on her. In some sense, Humbert’s refusal to describe the event explicitly
may represent a desire to preserve the sanctity of the act, or of
Lolita herself. However, Humbert’s reticence about the physical
act of sex may be simply a strategy to keep the reader from being
too disgusted with him, enabling him to keep alive the romantic
element of his narrative.
Whether or not Lolita initiates the seduction, it would
be hard to argue that Lolita consciously intends to transform her
relationship with Humbert into a real love affair. Left to her own
devices, Lolita might not have chosen to continue with Humbert after
their initial sexual encounter. Indeed, after their first night
together, Lolita becomes sullen. Her frequent references to rape
and incest indicate that she understands the impropriety of their
relationship, but her cool self-awareness suggests that she isn’t
as outraged as we might expect. However, despite the fact that Lolita
often seems quite composed and self-controlled for a child, the
fact remains that she is deeply affected by her first sexual encounter
with an adult. Like many adolescents, she isn’t prepared to handle
the emotions that arise from sex, let alone the emotions that arise
from sex with a grown man who happens to be her stepfather. The
next morning, she wants to call her mother. While she may not exactly
understand what has gone wrong, she still seeks consolation from
the person who was supposed to be her protector.
Just as Humbert consummates his relationship with Lolita,
Clare Quilty appears as Humbert’s dark shadow. Quilty remains a
mysterious form throughout the novel, a trickster figure and a game player
who never quite comes to light. Lolita fascinates him, but Quilty
doesn’t seem as controlled by his desires as Humbert is by his.
This self-control will eventually distinguish Quilty from Humbert
in Lolita’s eyes. Humbert, unaware of the role that Quilty will play
in his life and the danger he represents, fails to recognize him
as the celebrity that Lolita adores, and whom he himself resembles. Instead,
he notes Quilty’s resemblance to a Swedish relative of his, Gustave
Trapp. This represents an ironic kind of recognition, since Trapp
and Humbert, being relatives, presumably resemble each other as

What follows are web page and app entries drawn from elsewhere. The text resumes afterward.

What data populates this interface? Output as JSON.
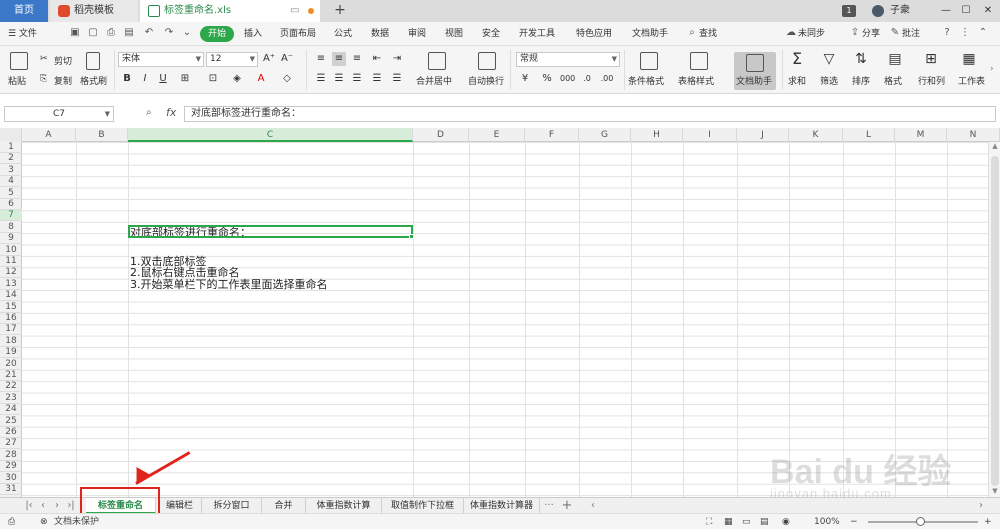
{
  "titlebar": {
    "home_tab": "首页",
    "template_tab": "稻壳模板",
    "file_tab": "标签重命名.xls",
    "page_badge": "1",
    "username": "子衆",
    "min": "—",
    "max": "☐",
    "close": "✕"
  },
  "menubar": {
    "file": "☰ 文件",
    "start": "开始",
    "items": [
      "插入",
      "页面布局",
      "公式",
      "数据",
      "审阅",
      "视图",
      "安全",
      "开发工具",
      "特色应用",
      "文档助手"
    ],
    "search": "查找",
    "sync": "未同步",
    "share": "分享",
    "comment": "批注"
  },
  "ribbon": {
    "paste": "粘贴",
    "cut": "剪切",
    "copy": "复制",
    "format_painter": "格式刷",
    "font_name": "宋体",
    "font_size": "12",
    "merge_center": "合并居中",
    "wrap": "自动换行",
    "number_format": "常规",
    "cond_format": "条件格式",
    "table_style": "表格样式",
    "doc_helper": "文档助手",
    "sum": "求和",
    "filter": "筛选",
    "sort": "排序",
    "format": "格式",
    "row_col": "行和列",
    "sheet": "工作表"
  },
  "formulabar": {
    "cell_ref": "C7",
    "fx": "fx",
    "value": "对底部标签进行重命名："
  },
  "columns": [
    "A",
    "B",
    "C",
    "D",
    "E",
    "F",
    "G",
    "H",
    "I",
    "J",
    "K",
    "L",
    "M",
    "N"
  ],
  "rows": [
    "1",
    "2",
    "3",
    "4",
    "5",
    "6",
    "7",
    "8",
    "9",
    "10",
    "11",
    "12",
    "13",
    "14",
    "15",
    "16",
    "17",
    "18",
    "19",
    "20",
    "21",
    "22",
    "23",
    "24",
    "25",
    "26",
    "27",
    "28",
    "29",
    "30",
    "31"
  ],
  "cells": {
    "c7": "对底部标签进行重命名：",
    "c9": "1.双击底部标签",
    "c10": "2.鼠标右键点击重命名",
    "c11": "3.开始菜单栏下的工作表里面选择重命名"
  },
  "sheets": [
    "标签重命名",
    "编辑栏",
    "拆分窗口",
    "合并",
    "体重指数计算",
    "取值制作下拉框",
    "体重指数计算器"
  ],
  "statusbar": {
    "protect": "文档未保护",
    "zoom": "100%"
  },
  "watermark": {
    "brand": "Bai du 经验",
    "url": "jingyan.baidu.com"
  },
  "colors": {
    "accent_green": "#2ca84a",
    "highlight_red": "#e0241b",
    "home_blue": "#3c78c8"
  }
}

well. The fact that Humbert links Quilty with Trapp, rather than
himself, seems a perverse refusal to admit how he and Quilty are

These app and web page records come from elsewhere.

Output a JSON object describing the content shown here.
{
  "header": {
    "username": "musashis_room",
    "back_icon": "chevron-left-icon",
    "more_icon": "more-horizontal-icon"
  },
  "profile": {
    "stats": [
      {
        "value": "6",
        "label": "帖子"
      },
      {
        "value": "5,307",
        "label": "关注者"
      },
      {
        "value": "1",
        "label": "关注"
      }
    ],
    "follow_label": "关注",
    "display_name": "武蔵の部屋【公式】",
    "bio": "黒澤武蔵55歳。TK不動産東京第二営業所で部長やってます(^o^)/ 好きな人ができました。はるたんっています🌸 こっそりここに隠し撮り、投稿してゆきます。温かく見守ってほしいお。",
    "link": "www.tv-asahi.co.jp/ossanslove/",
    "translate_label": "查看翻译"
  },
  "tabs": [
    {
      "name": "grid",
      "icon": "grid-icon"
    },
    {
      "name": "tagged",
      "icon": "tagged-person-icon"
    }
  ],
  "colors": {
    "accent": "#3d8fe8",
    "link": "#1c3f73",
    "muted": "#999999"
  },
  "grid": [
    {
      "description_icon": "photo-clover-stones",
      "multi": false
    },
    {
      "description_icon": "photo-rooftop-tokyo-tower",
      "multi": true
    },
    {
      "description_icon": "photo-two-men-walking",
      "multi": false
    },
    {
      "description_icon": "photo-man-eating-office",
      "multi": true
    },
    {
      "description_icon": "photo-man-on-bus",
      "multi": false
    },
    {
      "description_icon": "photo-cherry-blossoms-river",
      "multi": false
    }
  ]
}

connected—and, ultimately, very similar. Humbert’s inability to see
Quilty—to neither recognize nor to literally see him, since he is often
standing at a distance, or in the shadows—represents an powerlessness
on Humbert’s part to accurately see himself.
Freed from the constraint of friends, family, and watchful
society, Humbert can now take advantage of Lolita, since, as he
himself observes, Lolita has nowhere else to go. As the novel progresses, Humbert’s
control over Lolita becomes more and more forceful, just as she
tries harder and harder to escape. Significantly, Lolita surrenders
to Humbert in the town of Lepingville, a name that recalls Nabokov’s
fascination with lepidoptery, or the study of butterflies. Like
a butterfly collector, Humbert will pin Lolita down and eventually
drain her of the lively, whimsical quality that he loved in the
first place.
By the end of this section, Humbert seems to have passed
a point of no return, abandoning his already tenuous commitment
to morality or decency. For example, despite her problems with her mother,
Lolita becomes understandably distraught upon hearing of Charlotte’s
death and cries herself to sleep. Yet Humbert remains steadfastly
attached to his plan, even as he knows that she crawls into bed
with him because she has nowhere else to go. His obsession leads
him to believe that he can fulfill all of Lolita’s needs and keep her
from needing anyone else besides him. This belief represents one of
Humbert’s many delusions about Lolita. He remains remarkably insensitive
to her feelings, ascribing her sullenness to mysterious bad moods
rather than genuine grief at her mother’s death or genuine disgust
with the sexual act. Humbert sees only his own nymphet, not the
real thirteen-year-old girl. Charlotte was similarly obsessed with
Humbert and saw only an erudite European, rather than a dissolute,
middle-aged pedophile. Both parental figures are blinded by their
own passion and fail to be proper parents and protectors to Lolita.